Summer temperatures forecast in wake of spring deluge

Searing heat inland and on the coast is set to test whole of eastern Australia.

Break in clouds, rain pushing temperatures up

Helidon Spa goes to auction: Residents have to leave

45 Kellys Road, Helidon Spa Photo Contributed

Site just east of Toowoomba will go under the hammer next month

Power bills set to soar almost $2000 over next decade

Household power bills would soar almost $200 per year for a decade under federal Labor’s plan for a 50 per cent renewable energy target by 2030. Picture: Supplied

Annual rise in bills could be $285 a year
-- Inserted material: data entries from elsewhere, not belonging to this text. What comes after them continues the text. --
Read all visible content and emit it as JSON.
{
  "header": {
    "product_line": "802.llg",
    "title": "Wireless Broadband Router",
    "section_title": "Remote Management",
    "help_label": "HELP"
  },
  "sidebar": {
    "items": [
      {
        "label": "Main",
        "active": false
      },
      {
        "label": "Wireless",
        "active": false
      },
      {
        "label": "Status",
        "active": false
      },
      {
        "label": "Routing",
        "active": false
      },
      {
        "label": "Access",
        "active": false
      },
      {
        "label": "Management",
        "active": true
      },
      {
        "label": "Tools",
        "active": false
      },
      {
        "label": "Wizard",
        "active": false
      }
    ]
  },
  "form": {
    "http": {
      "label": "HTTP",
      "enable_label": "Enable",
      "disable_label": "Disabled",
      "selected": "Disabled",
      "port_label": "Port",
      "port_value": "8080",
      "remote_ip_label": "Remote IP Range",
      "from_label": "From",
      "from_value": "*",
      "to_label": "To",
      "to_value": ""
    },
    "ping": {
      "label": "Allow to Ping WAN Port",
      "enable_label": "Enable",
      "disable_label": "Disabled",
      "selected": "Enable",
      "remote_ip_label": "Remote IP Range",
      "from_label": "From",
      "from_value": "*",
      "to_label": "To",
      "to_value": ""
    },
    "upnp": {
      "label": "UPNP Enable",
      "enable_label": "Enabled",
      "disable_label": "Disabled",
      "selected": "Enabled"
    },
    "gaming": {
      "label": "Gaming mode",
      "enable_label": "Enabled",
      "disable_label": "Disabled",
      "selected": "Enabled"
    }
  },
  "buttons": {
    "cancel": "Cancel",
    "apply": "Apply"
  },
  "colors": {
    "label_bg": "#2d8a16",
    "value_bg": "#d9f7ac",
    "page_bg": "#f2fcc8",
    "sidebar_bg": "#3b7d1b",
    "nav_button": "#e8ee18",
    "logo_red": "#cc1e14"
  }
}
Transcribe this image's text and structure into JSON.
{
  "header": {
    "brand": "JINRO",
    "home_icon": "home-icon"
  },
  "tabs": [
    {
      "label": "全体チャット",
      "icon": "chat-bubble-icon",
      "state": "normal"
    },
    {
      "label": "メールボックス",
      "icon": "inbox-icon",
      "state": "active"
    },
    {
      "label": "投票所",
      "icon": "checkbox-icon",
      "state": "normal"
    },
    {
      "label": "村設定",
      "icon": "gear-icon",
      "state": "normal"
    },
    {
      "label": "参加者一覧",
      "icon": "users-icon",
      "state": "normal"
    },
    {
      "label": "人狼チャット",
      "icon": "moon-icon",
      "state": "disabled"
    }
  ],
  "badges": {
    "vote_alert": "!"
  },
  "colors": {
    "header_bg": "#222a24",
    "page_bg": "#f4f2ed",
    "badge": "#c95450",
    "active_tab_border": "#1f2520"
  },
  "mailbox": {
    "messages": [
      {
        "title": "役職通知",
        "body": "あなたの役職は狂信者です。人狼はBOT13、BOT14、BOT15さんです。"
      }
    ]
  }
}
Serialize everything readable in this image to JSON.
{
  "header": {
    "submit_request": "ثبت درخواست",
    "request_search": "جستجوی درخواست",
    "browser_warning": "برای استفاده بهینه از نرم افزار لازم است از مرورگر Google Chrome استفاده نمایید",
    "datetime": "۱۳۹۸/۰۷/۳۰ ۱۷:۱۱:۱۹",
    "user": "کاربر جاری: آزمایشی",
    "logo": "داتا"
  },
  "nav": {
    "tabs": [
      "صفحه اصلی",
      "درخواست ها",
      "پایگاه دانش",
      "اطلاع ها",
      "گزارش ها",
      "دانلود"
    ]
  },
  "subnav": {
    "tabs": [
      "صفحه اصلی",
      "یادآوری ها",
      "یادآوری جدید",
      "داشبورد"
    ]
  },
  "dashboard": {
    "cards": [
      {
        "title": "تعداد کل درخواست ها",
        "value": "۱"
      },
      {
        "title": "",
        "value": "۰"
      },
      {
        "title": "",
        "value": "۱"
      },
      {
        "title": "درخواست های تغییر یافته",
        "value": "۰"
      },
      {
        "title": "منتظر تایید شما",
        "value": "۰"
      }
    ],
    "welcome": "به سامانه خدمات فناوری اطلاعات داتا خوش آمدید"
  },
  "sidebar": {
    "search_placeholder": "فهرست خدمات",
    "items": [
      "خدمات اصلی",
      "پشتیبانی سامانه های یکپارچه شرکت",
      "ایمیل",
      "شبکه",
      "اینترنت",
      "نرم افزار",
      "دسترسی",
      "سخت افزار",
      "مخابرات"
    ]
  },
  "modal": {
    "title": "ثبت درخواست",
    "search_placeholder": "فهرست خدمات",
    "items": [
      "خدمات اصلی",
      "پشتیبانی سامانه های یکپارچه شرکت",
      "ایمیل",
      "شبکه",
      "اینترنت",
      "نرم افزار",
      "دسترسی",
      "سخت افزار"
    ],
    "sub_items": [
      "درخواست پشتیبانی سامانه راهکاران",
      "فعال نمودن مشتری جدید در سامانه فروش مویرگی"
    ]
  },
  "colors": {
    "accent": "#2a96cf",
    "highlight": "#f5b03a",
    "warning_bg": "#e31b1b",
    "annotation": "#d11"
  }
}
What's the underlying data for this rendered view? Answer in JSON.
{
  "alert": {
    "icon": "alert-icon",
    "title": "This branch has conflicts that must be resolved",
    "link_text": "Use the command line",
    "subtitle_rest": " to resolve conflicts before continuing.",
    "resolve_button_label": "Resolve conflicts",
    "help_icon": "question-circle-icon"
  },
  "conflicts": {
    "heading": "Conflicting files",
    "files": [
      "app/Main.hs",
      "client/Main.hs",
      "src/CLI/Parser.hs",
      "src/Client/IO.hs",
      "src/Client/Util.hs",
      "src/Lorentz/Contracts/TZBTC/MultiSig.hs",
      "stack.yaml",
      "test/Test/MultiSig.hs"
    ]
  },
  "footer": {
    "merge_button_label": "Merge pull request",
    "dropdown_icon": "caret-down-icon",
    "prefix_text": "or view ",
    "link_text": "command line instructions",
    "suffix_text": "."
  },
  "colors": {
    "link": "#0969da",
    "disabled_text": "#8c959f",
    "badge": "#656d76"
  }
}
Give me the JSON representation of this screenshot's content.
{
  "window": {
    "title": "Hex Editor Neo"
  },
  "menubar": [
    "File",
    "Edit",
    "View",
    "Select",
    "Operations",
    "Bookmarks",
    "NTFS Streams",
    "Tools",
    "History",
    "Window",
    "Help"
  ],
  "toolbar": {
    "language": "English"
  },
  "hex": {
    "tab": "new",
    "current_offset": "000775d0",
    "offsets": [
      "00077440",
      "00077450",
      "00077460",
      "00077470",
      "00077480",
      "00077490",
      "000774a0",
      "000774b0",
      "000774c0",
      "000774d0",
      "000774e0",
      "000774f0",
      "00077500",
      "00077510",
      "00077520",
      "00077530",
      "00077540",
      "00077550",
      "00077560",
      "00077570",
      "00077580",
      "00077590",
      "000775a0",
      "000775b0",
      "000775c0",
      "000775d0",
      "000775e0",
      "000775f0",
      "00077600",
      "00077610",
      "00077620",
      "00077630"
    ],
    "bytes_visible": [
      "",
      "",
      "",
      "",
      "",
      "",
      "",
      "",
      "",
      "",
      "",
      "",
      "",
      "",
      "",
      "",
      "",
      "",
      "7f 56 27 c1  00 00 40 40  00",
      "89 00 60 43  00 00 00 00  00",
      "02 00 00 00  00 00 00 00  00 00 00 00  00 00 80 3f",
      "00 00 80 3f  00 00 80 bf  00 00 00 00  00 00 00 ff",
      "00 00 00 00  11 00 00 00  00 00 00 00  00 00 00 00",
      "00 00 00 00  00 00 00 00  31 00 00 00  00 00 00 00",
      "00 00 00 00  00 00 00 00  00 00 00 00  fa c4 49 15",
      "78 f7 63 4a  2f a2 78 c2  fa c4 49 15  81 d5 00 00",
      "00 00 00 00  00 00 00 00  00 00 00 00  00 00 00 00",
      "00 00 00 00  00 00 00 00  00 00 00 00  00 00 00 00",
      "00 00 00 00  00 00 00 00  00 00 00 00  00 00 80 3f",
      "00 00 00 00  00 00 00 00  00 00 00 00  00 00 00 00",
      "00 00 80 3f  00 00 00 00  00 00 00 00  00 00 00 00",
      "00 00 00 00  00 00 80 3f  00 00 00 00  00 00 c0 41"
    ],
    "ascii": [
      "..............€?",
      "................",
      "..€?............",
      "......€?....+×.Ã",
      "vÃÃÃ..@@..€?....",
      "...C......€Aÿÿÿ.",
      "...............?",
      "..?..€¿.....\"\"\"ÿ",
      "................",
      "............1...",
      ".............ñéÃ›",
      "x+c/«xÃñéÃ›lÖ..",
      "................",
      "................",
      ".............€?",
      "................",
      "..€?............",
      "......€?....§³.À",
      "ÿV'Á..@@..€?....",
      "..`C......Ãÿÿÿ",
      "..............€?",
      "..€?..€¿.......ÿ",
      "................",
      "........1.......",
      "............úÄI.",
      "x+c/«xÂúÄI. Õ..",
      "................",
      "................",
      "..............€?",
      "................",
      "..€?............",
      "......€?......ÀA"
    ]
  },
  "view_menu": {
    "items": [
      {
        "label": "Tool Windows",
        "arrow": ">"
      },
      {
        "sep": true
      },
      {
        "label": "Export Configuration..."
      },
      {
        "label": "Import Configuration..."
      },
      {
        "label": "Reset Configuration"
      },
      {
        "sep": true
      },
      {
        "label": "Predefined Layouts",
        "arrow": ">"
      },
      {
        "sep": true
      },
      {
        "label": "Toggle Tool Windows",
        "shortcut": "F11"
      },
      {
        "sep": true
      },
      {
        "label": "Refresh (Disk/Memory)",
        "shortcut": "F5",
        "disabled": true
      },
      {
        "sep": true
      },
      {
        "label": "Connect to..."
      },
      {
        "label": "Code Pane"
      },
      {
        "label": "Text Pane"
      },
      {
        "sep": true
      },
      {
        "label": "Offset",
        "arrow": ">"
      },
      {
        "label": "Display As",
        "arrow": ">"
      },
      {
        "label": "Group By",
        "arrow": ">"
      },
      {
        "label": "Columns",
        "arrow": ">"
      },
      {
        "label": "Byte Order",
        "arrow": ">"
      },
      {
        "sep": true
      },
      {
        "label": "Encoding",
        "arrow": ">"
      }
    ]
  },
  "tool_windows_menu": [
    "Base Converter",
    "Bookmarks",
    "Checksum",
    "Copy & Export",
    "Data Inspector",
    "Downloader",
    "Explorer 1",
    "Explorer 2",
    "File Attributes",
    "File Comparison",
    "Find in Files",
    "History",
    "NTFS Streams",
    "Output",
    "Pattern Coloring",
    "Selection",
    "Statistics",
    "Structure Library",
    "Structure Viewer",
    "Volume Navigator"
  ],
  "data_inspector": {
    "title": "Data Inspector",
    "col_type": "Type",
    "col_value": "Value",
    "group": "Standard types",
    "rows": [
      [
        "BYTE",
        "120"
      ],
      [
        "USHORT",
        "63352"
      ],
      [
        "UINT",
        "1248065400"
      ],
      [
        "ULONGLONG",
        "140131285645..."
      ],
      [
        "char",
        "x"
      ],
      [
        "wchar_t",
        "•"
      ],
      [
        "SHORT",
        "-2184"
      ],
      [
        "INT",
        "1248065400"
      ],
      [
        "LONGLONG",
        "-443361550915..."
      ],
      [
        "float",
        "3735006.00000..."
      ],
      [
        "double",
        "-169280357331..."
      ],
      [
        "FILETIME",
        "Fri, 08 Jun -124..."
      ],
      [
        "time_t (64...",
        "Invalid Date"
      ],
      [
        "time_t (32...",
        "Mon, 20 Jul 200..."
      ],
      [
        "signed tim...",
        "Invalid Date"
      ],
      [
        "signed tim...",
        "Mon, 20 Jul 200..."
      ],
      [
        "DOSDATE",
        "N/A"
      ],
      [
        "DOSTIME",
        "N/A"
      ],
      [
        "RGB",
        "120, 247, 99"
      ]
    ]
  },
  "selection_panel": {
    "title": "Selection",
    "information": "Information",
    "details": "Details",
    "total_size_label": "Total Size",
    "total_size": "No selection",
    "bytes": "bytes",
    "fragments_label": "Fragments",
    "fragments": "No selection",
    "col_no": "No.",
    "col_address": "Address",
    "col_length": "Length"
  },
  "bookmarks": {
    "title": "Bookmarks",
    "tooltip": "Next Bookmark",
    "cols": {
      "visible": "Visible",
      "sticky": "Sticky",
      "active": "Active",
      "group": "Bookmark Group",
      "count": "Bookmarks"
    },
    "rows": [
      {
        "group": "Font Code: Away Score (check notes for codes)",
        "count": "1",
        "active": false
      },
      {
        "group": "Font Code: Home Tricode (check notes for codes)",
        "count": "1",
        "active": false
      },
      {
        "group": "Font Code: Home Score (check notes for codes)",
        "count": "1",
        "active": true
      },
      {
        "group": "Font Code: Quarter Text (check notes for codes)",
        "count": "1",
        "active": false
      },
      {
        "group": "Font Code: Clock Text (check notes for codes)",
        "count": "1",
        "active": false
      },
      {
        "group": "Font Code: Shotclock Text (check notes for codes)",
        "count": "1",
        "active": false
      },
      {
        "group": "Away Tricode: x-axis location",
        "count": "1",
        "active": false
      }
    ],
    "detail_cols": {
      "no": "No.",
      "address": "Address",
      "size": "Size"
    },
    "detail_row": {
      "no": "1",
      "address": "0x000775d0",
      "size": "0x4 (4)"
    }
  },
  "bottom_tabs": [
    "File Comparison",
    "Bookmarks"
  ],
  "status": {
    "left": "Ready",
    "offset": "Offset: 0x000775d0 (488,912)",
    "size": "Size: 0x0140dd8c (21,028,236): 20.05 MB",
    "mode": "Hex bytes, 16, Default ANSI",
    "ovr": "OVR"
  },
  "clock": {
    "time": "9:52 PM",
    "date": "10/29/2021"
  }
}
Local Partners

Registered sex offender escorted from kids venue

Registered child sex offender seen at Time Zone, Caneland on Sunday. He was escorted off site by security.

No campaign's most important SSM claim debunked

The ‘No’ sky writing that appeared in the sky above Melbourne. Picture: AAP Image/Joe Castro) NO ARCHIVING

Homophobes do more damage to children than same-sex parents

Inside Aldi’s new bistro-style restaurant

Inside the new Aldi bistro, which serves three-course meals for AU$12

Diners have been raving about it online

‘When I was skinny, I wanted to kill myself’

Kelly Clarkson at Variety's Power of Women Luncheon earlier this month. Picture: Jordan Strauss/Invision/AP

"I was miserable, like inside and out, for four years of my life."

‘What I want IVF parents to know’

Loren was born in 1994 ... one of Australia’s first IVF babies. Picture: iStock

Loren was one of the first babies in Australia conceived through IVF

Qld scientist's cancer breakthrough points to better tests

Research work at the QIMR Berghofer Medical Research Institute in Brisbane.

Dozens of new genetic markers for breast cancer discovered

Crash miracle the face of Flying Doctor campaign

SURVIVORS: Maryborough girls(centre) Jade-Elle Brown with her twin sisters and Molly and Ruby.

Molly's photo can be seen in 288 Woolworths and fuel outlets.